Exercise details => Keep the pictures out and restate every record exactly.

Website and app data records =>
+-------+

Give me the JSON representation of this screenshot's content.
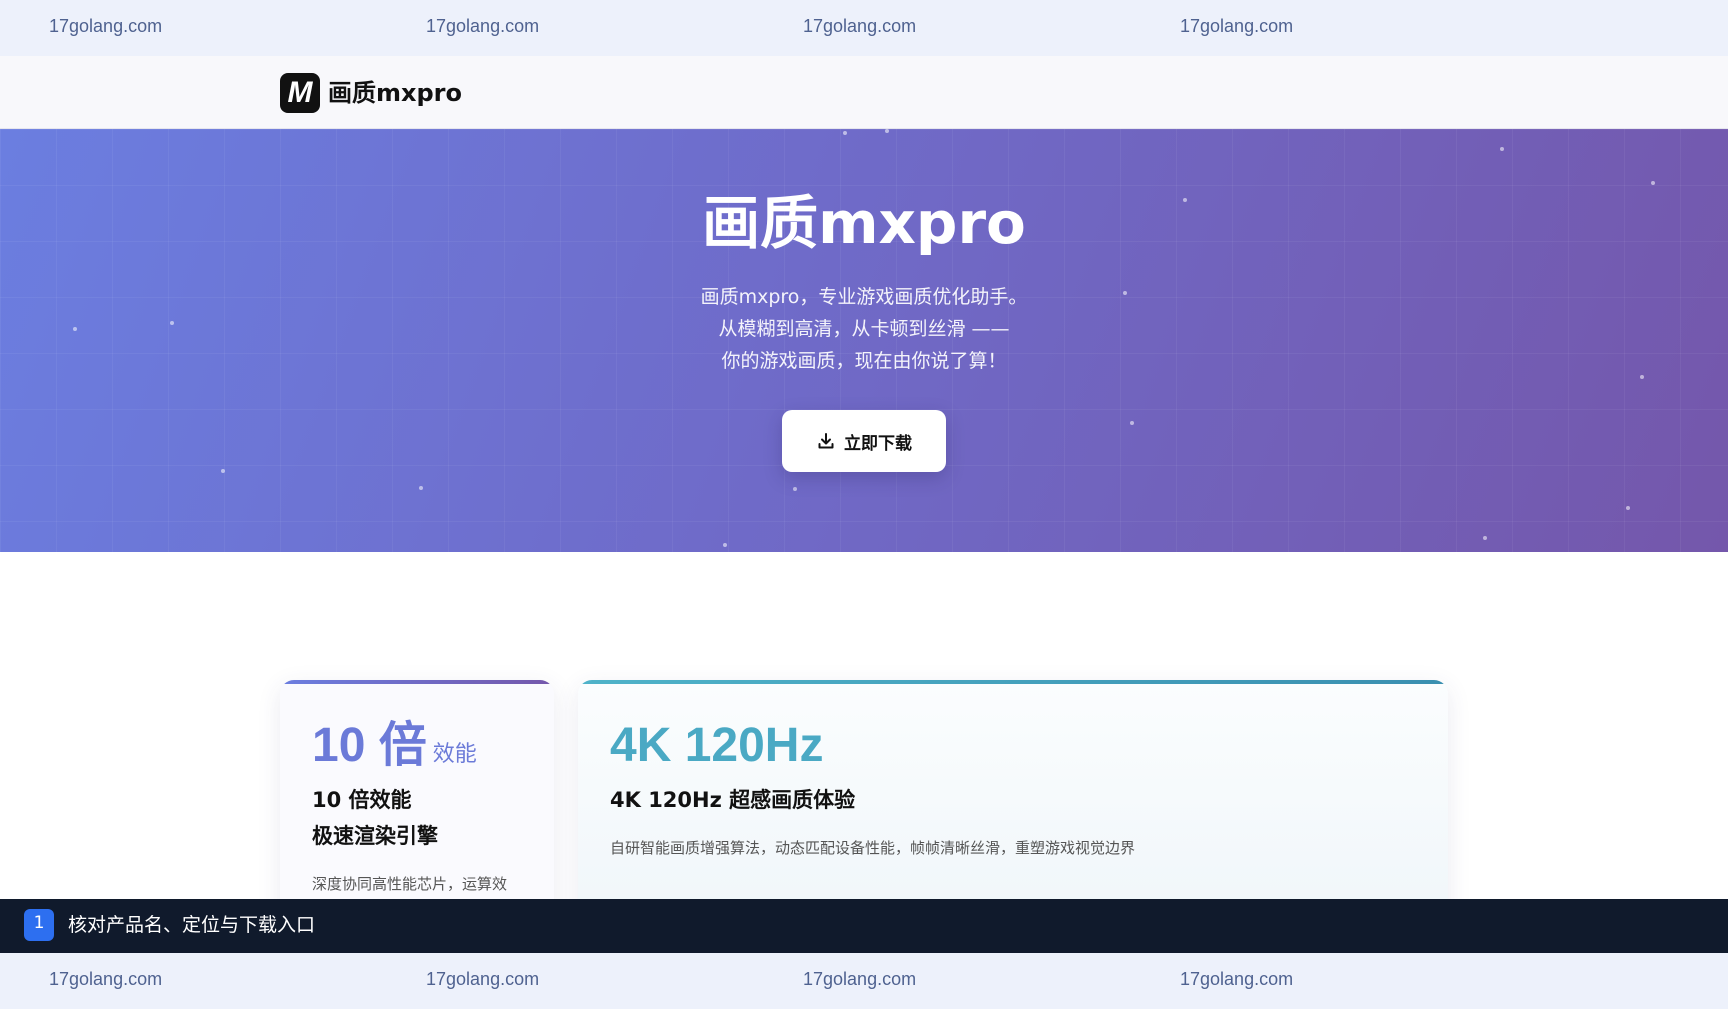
{
  "watermark": {
    "top": [
      "17golang.com",
      "17golang.com",
      "17golang.com",
      "17golang.com"
    ],
    "bottom": [
      "17golang.com",
      "17golang.com",
      "17golang.com",
      "17golang.com"
    ]
  },
  "header": {
    "logo_letter": "M",
    "logo_text": "画质mxpro"
  },
  "hero": {
    "title": "画质mxpro",
    "lines": [
      "画质mxpro，专业游戏画质优化助手。",
      "从模糊到高清，从卡顿到丝滑 ——",
      "你的游戏画质，现在由你说了算！"
    ],
    "download_label": "立即下载",
    "download_icon": "download-icon"
  },
  "cards": [
    {
      "big": "10 倍",
      "unit": "效能",
      "title_lines": [
        "10 倍效能",
        "极速渲染引擎"
      ],
      "desc": "深度协同高性能芯片，运算效"
    },
    {
      "big": "4K 120Hz",
      "title_lines": [
        "4K 120Hz 超感画质体验"
      ],
      "desc": "自研智能画质增强算法，动态匹配设备性能，帧帧清晰丝滑，重塑游戏视觉边界"
    }
  ],
  "step": {
    "number": "1",
    "label": "核对产品名、定位与下载入口"
  },
  "colors": {
    "hero_start": "#6b7ee0",
    "hero_end": "#7457ab",
    "accent_blue": "#6b7ad8",
    "accent_teal": "#4aa9c4",
    "step_badge": "#2d6ff0",
    "step_bar": "#101a2c"
  }
}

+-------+

Solution for this exercise =>
Give me the JSON representation of this screenshot's content.
{
  "watermark": {
    "top": [
      "17golang.com",
      "17golang.com",
      "17golang.com",
      "17golang.com"
    ],
    "bottom": [
      "17golang.com",
      "17golang.com",
      "17golang.com",
      "17golang.com"
    ]
  },
  "header": {
    "logo_letter": "M",
    "logo_text": "画质mxpro"
  },
  "hero": {
    "title": "画质mxpro",
    "lines": [
      "画质mxpro，专业游戏画质优化助手。",
      "从模糊到高清，从卡顿到丝滑 ——",
      "你的游戏画质，现在由你说了算！"
    ],
    "download_label": "立即下载",
    "download_icon": "download-icon"
  },
  "cards": [
    {
      "big": "10 倍",
      "unit": "效能",
      "title_lines": [
        "10 倍效能",
        "极速渲染引擎"
      ],
      "desc": "深度协同高性能芯片，运算效"
    },
    {
      "big": "4K 120Hz",
      "title_lines": [
        "4K 120Hz 超感画质体验"
      ],
      "desc": "自研智能画质增强算法，动态匹配设备性能，帧帧清晰丝滑，重塑游戏视觉边界"
    }
  ],
  "step": {
    "number": "1",
    "label": "核对产品名、定位与下载入口"
  },
  "colors": {
    "hero_start": "#6b7ee0",
    "hero_end": "#7457ab",
    "accent_blue": "#6b7ad8",
    "accent_teal": "#4aa9c4",
    "step_badge": "#2d6ff0",
    "step_bar": "#101a2c"
  }
}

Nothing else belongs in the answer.